▸ **Problem to solve**
Look for the word "subject" in the records, and copy each line where it appears.

▸ **Extracted material**
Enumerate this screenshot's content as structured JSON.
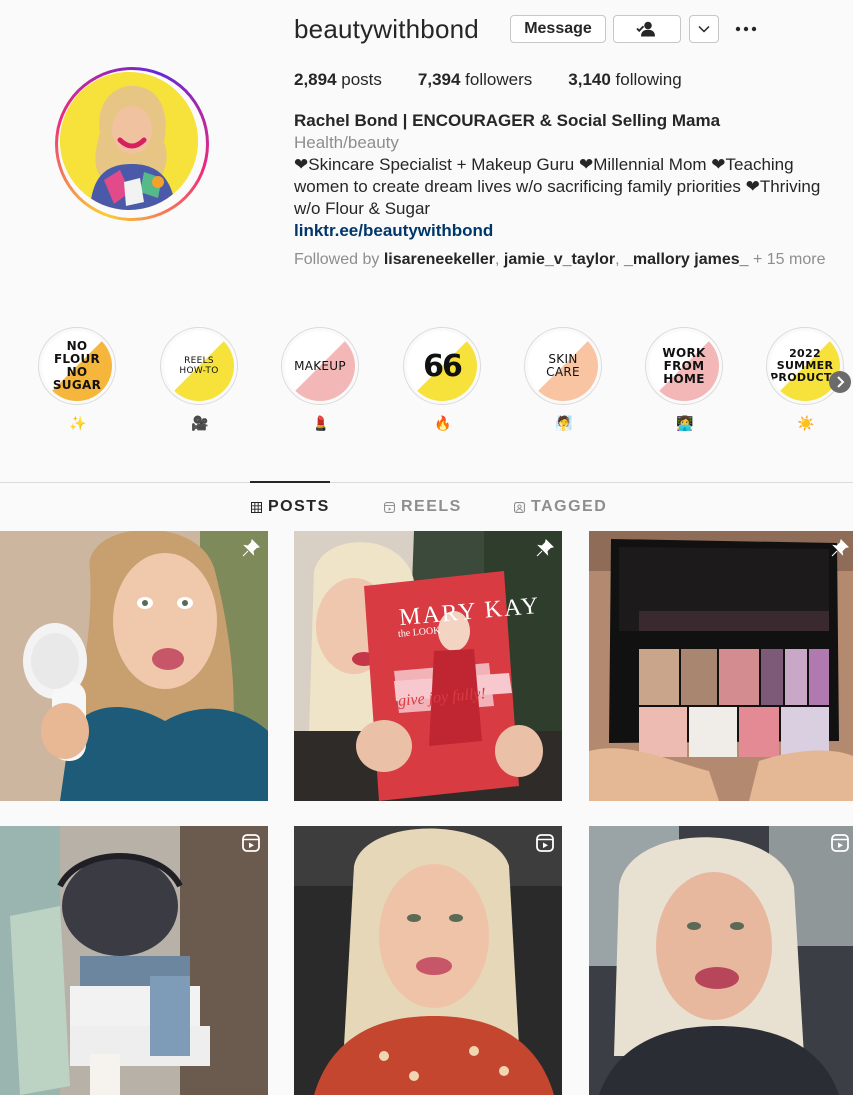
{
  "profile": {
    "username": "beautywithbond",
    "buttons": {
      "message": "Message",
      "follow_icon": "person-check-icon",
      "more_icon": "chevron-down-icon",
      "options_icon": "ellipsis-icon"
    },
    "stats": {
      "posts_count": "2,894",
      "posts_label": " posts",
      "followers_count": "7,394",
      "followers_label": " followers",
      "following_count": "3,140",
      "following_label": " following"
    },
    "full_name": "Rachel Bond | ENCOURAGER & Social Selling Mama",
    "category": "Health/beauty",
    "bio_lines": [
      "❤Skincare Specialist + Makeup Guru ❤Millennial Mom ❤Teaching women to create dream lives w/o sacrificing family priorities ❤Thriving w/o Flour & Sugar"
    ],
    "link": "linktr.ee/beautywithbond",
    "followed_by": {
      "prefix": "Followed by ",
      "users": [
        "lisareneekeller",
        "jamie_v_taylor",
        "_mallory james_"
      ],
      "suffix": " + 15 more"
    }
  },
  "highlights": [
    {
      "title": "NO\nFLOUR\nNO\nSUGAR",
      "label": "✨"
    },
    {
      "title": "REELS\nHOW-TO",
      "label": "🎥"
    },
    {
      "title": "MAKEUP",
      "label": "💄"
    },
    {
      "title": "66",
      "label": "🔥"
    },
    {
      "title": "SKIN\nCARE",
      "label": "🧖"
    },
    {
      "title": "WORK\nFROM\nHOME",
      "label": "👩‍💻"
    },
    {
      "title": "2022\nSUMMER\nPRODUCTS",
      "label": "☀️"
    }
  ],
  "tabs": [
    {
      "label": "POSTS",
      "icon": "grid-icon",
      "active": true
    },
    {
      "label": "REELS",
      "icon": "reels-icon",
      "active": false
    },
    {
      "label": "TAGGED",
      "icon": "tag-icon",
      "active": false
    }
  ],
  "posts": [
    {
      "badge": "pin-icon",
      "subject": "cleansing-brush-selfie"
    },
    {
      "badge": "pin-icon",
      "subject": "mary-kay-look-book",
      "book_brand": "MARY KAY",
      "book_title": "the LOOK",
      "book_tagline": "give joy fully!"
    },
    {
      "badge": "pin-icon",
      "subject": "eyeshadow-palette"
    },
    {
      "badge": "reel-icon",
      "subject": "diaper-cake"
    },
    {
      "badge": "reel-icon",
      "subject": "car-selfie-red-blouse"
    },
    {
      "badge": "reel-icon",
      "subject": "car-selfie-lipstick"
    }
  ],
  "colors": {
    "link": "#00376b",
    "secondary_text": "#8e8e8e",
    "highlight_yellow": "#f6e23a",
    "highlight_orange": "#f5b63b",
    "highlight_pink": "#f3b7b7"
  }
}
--
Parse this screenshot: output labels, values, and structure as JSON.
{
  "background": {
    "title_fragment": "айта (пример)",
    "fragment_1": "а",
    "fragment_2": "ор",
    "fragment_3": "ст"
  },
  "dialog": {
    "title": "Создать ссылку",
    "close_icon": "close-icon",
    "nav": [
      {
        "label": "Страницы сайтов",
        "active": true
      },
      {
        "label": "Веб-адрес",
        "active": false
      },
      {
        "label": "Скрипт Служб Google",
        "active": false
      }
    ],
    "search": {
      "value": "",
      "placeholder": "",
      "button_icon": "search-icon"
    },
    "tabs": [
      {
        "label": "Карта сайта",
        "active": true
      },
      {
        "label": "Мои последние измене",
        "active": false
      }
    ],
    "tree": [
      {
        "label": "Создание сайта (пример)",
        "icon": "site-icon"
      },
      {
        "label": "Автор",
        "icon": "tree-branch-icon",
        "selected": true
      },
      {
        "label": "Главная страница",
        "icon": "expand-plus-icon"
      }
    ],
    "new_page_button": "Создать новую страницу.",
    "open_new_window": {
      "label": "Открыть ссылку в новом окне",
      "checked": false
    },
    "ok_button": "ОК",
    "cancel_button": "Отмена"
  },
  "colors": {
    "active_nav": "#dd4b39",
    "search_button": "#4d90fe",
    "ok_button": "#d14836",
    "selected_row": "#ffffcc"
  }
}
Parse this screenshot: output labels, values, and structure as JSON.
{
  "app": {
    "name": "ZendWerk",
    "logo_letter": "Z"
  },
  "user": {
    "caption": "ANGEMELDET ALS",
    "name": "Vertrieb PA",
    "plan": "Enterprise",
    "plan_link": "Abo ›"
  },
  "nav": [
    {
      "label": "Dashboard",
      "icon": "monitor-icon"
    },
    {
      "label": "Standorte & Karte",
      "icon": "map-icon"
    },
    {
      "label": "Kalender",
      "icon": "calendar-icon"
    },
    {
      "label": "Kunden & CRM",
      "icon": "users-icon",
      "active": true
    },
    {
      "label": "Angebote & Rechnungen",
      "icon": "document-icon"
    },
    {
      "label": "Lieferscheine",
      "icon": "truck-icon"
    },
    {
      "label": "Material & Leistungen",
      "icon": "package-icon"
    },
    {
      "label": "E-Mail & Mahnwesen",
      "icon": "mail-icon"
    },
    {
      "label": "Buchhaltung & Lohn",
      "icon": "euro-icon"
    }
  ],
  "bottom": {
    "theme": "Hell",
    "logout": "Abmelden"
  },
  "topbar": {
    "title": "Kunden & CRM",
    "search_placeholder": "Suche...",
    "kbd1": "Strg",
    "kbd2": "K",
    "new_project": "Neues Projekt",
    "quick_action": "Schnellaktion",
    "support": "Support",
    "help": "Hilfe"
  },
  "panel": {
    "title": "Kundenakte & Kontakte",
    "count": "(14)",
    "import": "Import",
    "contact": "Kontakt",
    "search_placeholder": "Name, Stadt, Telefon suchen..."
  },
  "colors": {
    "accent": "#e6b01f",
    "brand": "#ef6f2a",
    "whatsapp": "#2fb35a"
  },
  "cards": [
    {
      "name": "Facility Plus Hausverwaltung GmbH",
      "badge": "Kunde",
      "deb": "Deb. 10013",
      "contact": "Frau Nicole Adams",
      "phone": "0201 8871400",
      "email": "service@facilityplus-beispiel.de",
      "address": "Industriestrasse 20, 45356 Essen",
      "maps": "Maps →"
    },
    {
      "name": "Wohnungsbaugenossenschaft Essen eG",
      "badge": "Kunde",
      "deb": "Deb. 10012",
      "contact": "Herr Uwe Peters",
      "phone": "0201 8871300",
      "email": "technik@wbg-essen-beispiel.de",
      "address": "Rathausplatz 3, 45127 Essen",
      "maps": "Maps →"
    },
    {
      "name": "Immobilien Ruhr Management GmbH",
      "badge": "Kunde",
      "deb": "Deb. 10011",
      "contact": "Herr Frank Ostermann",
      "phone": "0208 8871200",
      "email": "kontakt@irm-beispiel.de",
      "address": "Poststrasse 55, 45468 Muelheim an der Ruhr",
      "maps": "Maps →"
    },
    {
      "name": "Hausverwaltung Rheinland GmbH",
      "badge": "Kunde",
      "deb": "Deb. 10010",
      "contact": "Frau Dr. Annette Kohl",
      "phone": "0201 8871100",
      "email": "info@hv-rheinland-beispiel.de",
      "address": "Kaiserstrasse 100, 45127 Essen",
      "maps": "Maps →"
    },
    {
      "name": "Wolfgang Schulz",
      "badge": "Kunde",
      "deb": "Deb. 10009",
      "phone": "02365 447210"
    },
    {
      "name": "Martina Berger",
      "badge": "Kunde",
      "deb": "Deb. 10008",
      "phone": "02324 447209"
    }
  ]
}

▸ **Response below**
      "subject": "cleansing-brush-selfie"
      "subject": "mary-kay-look-book",
      "subject": "eyeshadow-palette"
      "subject": "diaper-cake"
      "subject": "car-selfie-red-blouse"
      "subject": "car-selfie-lipstick"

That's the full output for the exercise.